Please sign on to urgent Russia diplomacy letter

The Quincy Institute, Just Foreign Policy, and others are circulating a letter that encourages the Biden administration to continue seeking diplomatic solutions with Russia to their conflict with Ukraine.

So far groups including Common Defense, Concerned Veterans for America, Defense Priorities, FCNL, Just Foreign Policy, Physicians for Social Responsibility, and Quincy Institute have signed on, among others.

We hope you can add your organization to this critical and urgent letter. Please let us know and sign on here. The deadline is COB tomorrow, Friday, January 7.

People who are in close touch with the administration have confirmed the news reports that indicate that Biden and Sullivan are pursuing a pro-engagement approach and face opposition from more hawkish elements such as Nuland. This letter is timed to provide support for the diplomatic engagement sought by Pres. Biden and NSA Sullivan.

Here is the link to the letter text (full text pasted below this email as well):

Sign the letter HERE. 

Thank you so much for your time and consideration. I hope that you are staying healthy this winter!



Letter Text below:

Dear President Biden,

We are writing to support your efforts to engage diplomatically with Russia.

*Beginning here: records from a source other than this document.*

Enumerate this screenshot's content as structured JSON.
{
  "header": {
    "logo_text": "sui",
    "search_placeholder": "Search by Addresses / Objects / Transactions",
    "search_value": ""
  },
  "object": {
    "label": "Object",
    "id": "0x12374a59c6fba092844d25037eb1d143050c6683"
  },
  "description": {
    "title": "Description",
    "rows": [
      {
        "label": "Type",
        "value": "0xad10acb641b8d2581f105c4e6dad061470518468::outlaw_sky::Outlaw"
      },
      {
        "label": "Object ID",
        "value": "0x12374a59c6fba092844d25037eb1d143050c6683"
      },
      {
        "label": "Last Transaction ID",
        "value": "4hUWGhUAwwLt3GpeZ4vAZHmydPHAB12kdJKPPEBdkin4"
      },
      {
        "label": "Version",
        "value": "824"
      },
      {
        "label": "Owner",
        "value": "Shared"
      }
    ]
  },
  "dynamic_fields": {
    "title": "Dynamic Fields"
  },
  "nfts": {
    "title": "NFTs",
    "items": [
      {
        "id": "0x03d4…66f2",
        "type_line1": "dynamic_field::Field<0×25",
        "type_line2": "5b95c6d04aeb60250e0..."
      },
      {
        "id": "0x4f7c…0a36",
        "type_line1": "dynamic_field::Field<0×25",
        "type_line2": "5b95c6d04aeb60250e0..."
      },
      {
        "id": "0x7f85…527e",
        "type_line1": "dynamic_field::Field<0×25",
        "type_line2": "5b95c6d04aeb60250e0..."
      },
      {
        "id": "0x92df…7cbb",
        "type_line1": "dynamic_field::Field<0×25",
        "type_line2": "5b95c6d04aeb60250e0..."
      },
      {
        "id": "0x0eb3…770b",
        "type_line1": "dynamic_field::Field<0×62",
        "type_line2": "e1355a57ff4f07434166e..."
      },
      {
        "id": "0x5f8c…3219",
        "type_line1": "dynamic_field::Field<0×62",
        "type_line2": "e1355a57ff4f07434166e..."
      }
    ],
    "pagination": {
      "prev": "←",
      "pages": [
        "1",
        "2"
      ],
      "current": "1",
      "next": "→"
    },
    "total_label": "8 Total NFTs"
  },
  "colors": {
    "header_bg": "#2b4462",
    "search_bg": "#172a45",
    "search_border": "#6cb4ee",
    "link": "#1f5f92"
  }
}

Continuing engagement is necessary to avert a military conflict that will harm the interests of the United States, kill and injure innocent civilians in Ukraine, and risk spiraling into a potentially catastrophic war between the world’s two leading nuclear powers. We greatly appreciate your decision to respond to the substantial Russian military deployment near Ukraine by engaging in direct talks with Russian President Vladimir Putin and arranging broader talks this month between Russia, the United States, and our NATO allies. We urge you to continue to pursue diplomatic progress, to promote deescalation, and to seek negotiated solutions to disputes that avoid war.

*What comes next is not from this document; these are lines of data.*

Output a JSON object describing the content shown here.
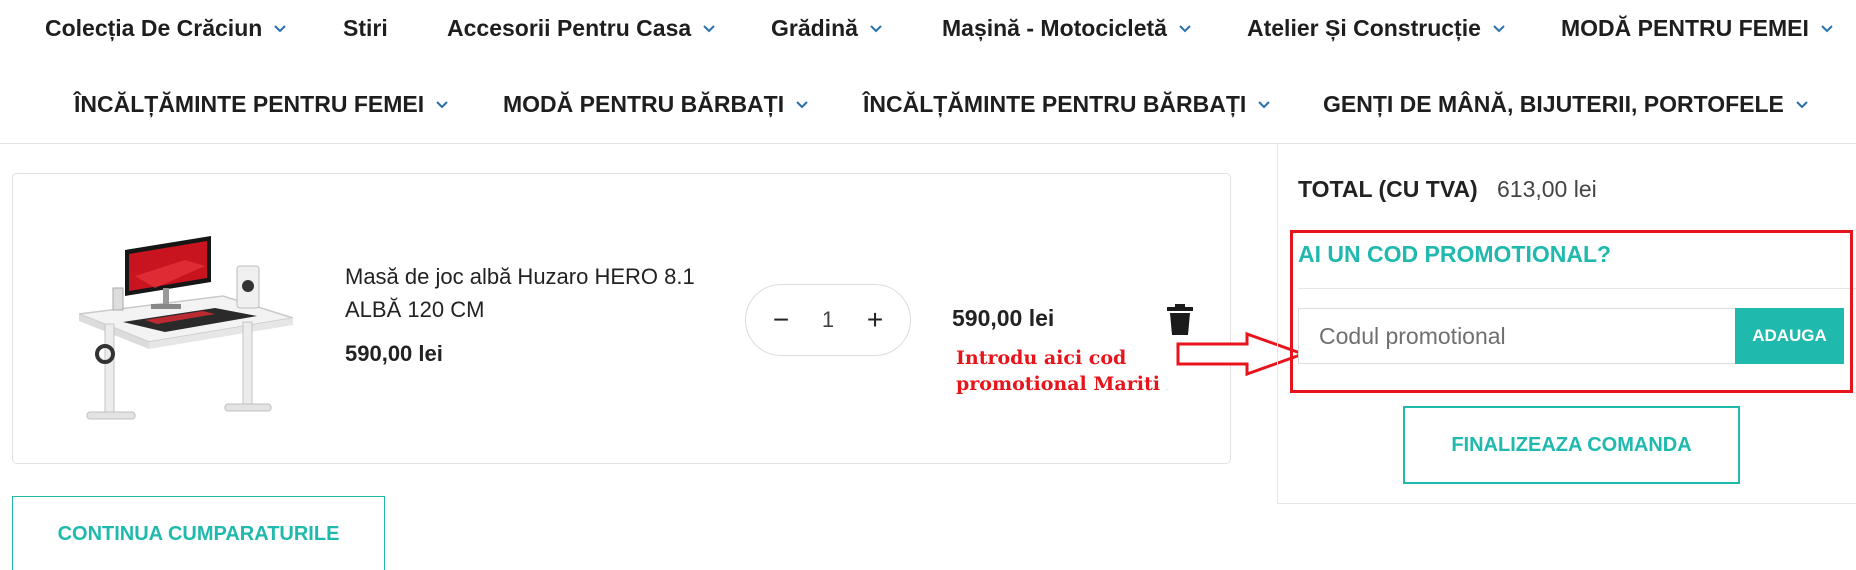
{
  "nav": {
    "row1": [
      {
        "label": "Colecția De Crăciun",
        "dropdown": true
      },
      {
        "label": "Stiri",
        "dropdown": false
      },
      {
        "label": "Accesorii Pentru Casa",
        "dropdown": true
      },
      {
        "label": "Grădină",
        "dropdown": true
      },
      {
        "label": "Mașină - Motocicletă",
        "dropdown": true
      },
      {
        "label": "Atelier Și Construcție",
        "dropdown": true
      },
      {
        "label": "MODĂ PENTRU FEMEI",
        "dropdown": true
      }
    ],
    "row2": [
      {
        "label": "ÎNCĂLȚĂMINTE PENTRU FEMEI",
        "dropdown": true
      },
      {
        "label": "MODĂ PENTRU BĂRBAȚI",
        "dropdown": true
      },
      {
        "label": "ÎNCĂLȚĂMINTE PENTRU BĂRBAȚI",
        "dropdown": true
      },
      {
        "label": "GENȚI DE MÂNĂ, BIJUTERII, PORTOFELE",
        "dropdown": true
      }
    ]
  },
  "cart": {
    "item": {
      "name": "Masă de joc albă Huzaro HERO 8.1 ALBĂ 120 CM",
      "unit_price": "590,00 lei",
      "quantity": "1",
      "decrease_label": "−",
      "increase_label": "+",
      "line_total": "590,00 lei",
      "delete_icon": "trash-icon"
    },
    "annotation": "Introdu aici cod promotional Mariti",
    "continue_label": "CONTINUA CUMPARATURILE"
  },
  "summary": {
    "total_label": "TOTAL (CU TVA)",
    "total_value": "613,00 lei",
    "promo_title": "AI UN COD PROMOTIONAL?",
    "promo_placeholder": "Codul promotional",
    "add_label": "ADAUGA",
    "finalize_label": "FINALIZEAZA COMANDA"
  },
  "colors": {
    "accent": "#1fb9ad",
    "annotation_red": "#e8141b",
    "text": "#222222"
  }
}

We agree with Secretary of State Tony Blinken that “[d]iplomacy is the only responsible way to resolve this potential crisis.” We share his view that the “most promising avenue for diplomacy is for Russia and Ukraine to return to dialogue in the context of the Minsk II agreements,” and are encouraged that both the Putin and Zelenskyy administrations have reaffirmed their commitment to Minsk. The Minsk II accords would demilitarize the eastern Donbass region of Ukraine and guarantee meaningful political autonomy to the region while retaining Ukrainian sovereignty over the area and its borders. The United States should press both Ukraine and Russia to implement a workable version of the Minsk accords.

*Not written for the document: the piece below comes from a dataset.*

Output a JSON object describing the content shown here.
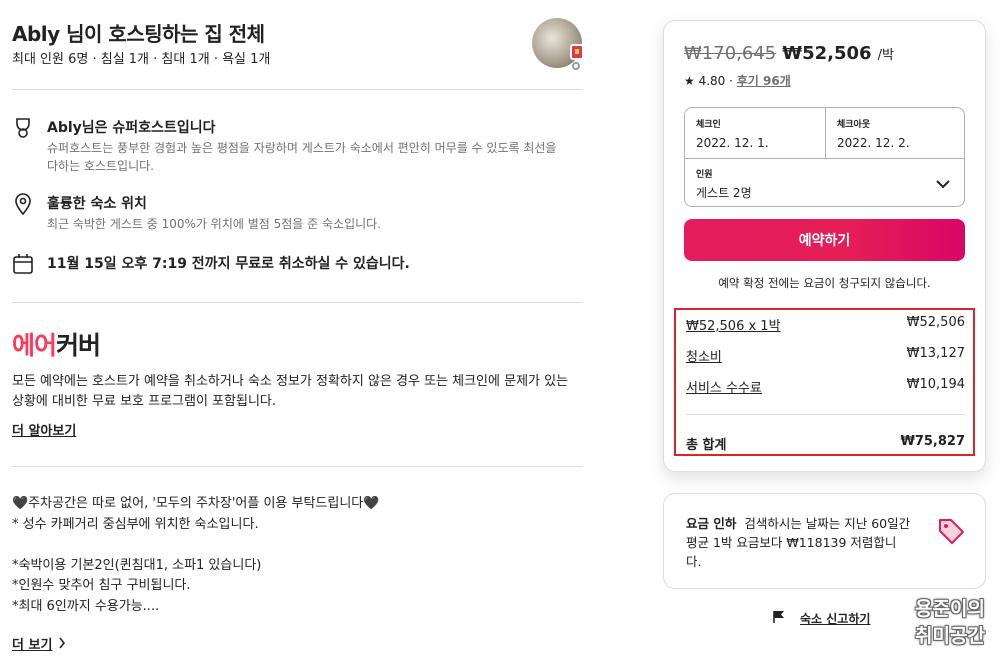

We also welcome your rejection of calls to station U.S. troops in or around Ukraine to protect against a potential Russian incursion, stating that such an effort is “not on the table.” You are right to emphasize that our “moral [and] legal obligation to our NATO allies” under Article 5 “does not extend to […] Ukraine”. Direct military confrontation between two nuclear superpowers would be enormously risky and irresponsible. Such a war would pose great risks in exchange for little if any benefit to the national security of the United States. In order to avoid the risk of war in the future, the United States should adopt a policy that rejects further expansion of NATO.

The United States has never before committed to use U.S. troops in a military defense of Ukraine and it should not do so now.  Should your position on the introduction of U.S. troops into hostilities change for any reason, we trust you will seek prior congressional authorization as required under the Constitution and the War Powers Act of 1973 (which also covers any assignment of U.S. forces to “command, coordinate, or participate in the movement of” foreign military forces engaged in ongoing or likely hostilities).

As President Obama has noted, Ukraine is a core national security interest for Russia in a way that it is not for the United States, particularly considering that it is directly on the Russian border but geographically distant from the United States. President Obama’s correct assessment that Russia will always have a stronger interest in Ukraine than the United States informed his decision to reject Congressional calls for lethal aid to that country.

Diplomacy is the only reasonable path forward for U.S.-Russia relations. We echo the call by over 100 former U.S. officials and leading scholars who stated that, in addition to addressing urgent security challenges, we must engage in a serious and sustained strategic dialogue with Russia “that addresses the deeper sources of mistrust and hostility” while deterring Russian military aggression. These dialogues must engage with President Putin’s explicit pursuit of “reliable and long-term security guarantees” that would “exclude any further NATO moves eastward and the deployment of weapons systems that threaten us in close vicinity to Russian territory.”

Russia perceives NATO expansion as a threat, stemming from the nature of NATO security guarantees and a longstanding Russian perception that Western leaders violated past assurances regarding NATO expansion. It is in the interests of the United States, the region, and the world to address these and other root causes of tension with Russia as part of an ongoing strategic dialogue. Such a dialogue does not necessarily preclude the use of other mechanisms to deter Russia aggression that are appropriately scaled, do not harm innocent civilians, and do not risk a disastrous escalation into war.

Mr. President, you face a stark and profoundly consequential choice. We urge you to maintain and deepen your diplomatic and realistic approach towards Russia and Ukraine, including by continuing to refrain from provocative actions that could raise tensions. It is in the interests of the United States, our allies, the people of Ukraine themselves, and the world community that the disputes between our nations be settled peacefully.